This week the Labor Department announced new rules proposing that advisors must take fiduciary responsibility when working with tax deferred retirement accounts. This move was almost immediately condemned by Wall Street firms as an overreach of an already meddling government. To get on the record, my response as an owner of a financial advisory firm “It’s about time, what have you been waiting for?”
If you have spent any time reading through our website you will have undoubtedly realized that I am a heavy advocate of advisors doing the right thing. As a fiscally conservative, socially middle of the road and active commentator on politics I would have liked to see the industry move itself towards treating clients with some respect. But investing is an inherently complicated beast; and that complication has allowed for bad investment advice to be the industry norm rather than an occasional problem.
I don’t want to just casually mention how horrible it is for most investors out in the marketplace. If you are an investor with greater than $1 million under management, it is highly likely that you found your way to an independent registered investment advisor who already has agreed to be a fiduciary on your account; and thus, you don’t really have much of an issue. But if you have less than $1 million stuffed away, chances are you found your way to a broker or investment advisor who is charging you more than twice what they say they are. On our website’s homepage we have a link to a study which found that most investors, primarily those with under $100k to invest, are using brokers charging loads and fees in excess of 5% annually. Charging these absurd fees to a client should be criminal: and I don’t mean fines…I mean jail time.
At every investment firm for which I have ever worked there has been weekly meetings (food provided) where a manager or consultant explains why some fund or another needs to be included in our line-up. These companies have offices here in the North Shore and make trips around Highland Park, Northbrook, Deerfield and the other burbs hitting up any investment advisor that will listen. Almost 100% of the time these funds are massively expensive actively managed funds. We would be told why this fund would solve some problem with our line-ups and that the our firm and the investment provider would be able to do this or that for us. What was really happening was something referred to as “revenue sharing.” Revenue sharing is a way for investment firms to backdoor fees. The mutual fund may charge a “marketing fee” or 12b-1 fee; that money goes to the advisor in addition to any fee charged for the advice. This is double-dipping clear and simple.

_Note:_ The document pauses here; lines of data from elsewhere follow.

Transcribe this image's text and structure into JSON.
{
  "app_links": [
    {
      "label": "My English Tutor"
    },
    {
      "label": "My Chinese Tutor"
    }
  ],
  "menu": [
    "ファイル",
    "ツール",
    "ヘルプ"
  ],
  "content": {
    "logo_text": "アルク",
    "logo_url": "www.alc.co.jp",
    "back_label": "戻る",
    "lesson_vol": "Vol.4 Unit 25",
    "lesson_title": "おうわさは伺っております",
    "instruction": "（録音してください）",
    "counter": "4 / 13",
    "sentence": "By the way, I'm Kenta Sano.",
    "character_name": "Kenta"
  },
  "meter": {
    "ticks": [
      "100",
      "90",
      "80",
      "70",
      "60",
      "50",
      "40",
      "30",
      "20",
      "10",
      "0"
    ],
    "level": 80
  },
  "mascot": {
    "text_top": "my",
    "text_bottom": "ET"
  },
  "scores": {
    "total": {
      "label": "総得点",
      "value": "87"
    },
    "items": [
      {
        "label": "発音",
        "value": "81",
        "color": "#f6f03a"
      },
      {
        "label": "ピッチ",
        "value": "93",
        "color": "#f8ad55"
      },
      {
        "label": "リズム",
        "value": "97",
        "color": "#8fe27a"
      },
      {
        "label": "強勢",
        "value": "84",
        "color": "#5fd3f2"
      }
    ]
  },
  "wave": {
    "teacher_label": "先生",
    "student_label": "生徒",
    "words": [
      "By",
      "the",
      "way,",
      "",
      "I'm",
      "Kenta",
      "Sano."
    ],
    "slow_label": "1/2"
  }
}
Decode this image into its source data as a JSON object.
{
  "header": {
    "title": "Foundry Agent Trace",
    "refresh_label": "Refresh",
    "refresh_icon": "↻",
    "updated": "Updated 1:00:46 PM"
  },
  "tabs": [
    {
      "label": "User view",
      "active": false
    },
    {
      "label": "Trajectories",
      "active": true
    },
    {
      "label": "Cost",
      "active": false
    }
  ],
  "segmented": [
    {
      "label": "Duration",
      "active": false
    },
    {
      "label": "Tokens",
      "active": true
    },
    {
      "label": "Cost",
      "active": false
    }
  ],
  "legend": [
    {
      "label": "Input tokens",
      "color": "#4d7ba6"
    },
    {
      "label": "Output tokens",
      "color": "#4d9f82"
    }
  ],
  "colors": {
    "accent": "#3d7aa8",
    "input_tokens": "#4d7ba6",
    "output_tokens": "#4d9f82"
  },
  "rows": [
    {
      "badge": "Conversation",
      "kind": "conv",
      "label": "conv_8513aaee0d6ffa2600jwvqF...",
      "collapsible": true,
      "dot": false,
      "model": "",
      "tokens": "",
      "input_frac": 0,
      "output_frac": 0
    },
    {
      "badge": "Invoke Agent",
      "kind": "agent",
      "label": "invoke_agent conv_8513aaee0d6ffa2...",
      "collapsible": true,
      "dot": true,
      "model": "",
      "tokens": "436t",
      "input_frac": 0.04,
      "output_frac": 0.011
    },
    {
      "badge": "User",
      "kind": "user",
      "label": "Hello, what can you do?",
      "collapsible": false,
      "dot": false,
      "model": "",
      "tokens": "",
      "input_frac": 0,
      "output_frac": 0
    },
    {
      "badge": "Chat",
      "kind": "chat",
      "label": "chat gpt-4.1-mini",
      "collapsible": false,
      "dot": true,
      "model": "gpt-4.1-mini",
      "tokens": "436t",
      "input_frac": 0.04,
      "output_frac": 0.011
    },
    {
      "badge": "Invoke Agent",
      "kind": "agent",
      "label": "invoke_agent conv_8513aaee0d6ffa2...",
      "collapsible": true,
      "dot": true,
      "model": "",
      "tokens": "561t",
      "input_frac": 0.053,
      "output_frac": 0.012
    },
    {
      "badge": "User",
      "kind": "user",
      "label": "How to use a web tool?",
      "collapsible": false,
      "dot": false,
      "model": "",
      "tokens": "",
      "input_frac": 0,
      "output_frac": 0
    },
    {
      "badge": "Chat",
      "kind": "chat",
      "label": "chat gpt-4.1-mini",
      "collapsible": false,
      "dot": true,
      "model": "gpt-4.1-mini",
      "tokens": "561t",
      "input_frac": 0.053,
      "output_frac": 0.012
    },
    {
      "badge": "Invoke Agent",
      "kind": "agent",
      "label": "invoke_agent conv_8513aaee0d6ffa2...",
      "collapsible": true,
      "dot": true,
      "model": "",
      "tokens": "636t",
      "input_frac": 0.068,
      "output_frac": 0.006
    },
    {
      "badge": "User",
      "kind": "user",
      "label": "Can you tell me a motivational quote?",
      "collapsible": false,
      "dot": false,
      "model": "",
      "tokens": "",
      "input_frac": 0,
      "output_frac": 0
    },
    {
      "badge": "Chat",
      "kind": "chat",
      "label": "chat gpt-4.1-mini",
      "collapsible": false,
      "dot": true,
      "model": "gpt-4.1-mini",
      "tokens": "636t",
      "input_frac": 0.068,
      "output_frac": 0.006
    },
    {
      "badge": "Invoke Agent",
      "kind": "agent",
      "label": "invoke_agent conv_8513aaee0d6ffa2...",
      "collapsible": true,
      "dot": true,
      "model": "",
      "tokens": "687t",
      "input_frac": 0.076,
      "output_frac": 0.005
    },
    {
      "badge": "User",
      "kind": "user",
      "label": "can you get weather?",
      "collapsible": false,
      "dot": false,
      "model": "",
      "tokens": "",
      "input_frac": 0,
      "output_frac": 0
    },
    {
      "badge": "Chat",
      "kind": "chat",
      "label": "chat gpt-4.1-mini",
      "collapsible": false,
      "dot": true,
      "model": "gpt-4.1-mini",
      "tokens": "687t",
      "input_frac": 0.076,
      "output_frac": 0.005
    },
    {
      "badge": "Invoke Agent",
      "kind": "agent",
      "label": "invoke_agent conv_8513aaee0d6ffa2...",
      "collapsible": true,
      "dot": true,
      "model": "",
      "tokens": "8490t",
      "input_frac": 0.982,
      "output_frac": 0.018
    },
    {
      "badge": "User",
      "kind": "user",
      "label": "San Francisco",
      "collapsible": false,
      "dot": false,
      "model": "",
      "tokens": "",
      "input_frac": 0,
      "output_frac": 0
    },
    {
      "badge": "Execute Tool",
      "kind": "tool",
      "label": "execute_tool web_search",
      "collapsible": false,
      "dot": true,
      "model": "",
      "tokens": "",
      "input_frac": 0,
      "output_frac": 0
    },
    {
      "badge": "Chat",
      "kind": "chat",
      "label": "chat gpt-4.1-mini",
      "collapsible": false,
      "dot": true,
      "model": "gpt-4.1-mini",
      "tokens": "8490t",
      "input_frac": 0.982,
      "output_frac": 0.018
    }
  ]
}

I certainly understand why companies that employ brokers are worried. Merrill, Morgan, Schwab, and other regional brokerages have barely been breaking even the past half decade. The vast majority of all advisors and certainly those with any experience and knowledge have left and gone independent. What is normally left at the larger brokerage firms are those advisors still learning the business, or Managing Directors and partners who are benefiting from the deception.
Don’t be fooled, all of the rhetoric you are going to hear about reporting requirements to multiple agencies and a government overstepping their mandate is just that…rhetoric. As the principal of an investment advisory I am in charge of this reporting. If a firm is putting the interests of clients first then the reporting is simplistic and very straightforward. If a firm is trying to conceal fees and overcharge clients, then the reporting must be incredibly difficult; as it should be.
The new rules don’t bar firms from these back door payments. But if challenged legally the firms would need to justify the expenses and investment as “In the client’s best interest.” I don’t feel that the regulation goes far enough. At the very least I think that the backdoor payments should be fully disclosed to clients in some sort of standard easily understandable fee calculation. But that is for another day.
Clients deserve better guidance. They deserve to know exactly how their money is invested and who they are paying to do the work. Advisory firms should be on the hook if they abuse the trust their clients put in them. If you see a politician speaking against this type of regulation I would immediately question from where his or her campaign money flows. Again I do wish that the investment industry would have self regulated through competition, but it has not. My only worry with this Department of Labor move is that my firm may have increased competition if the big boys are forced to do the right thing.
Story By: Adam Faust, Founder Deep Blue Financial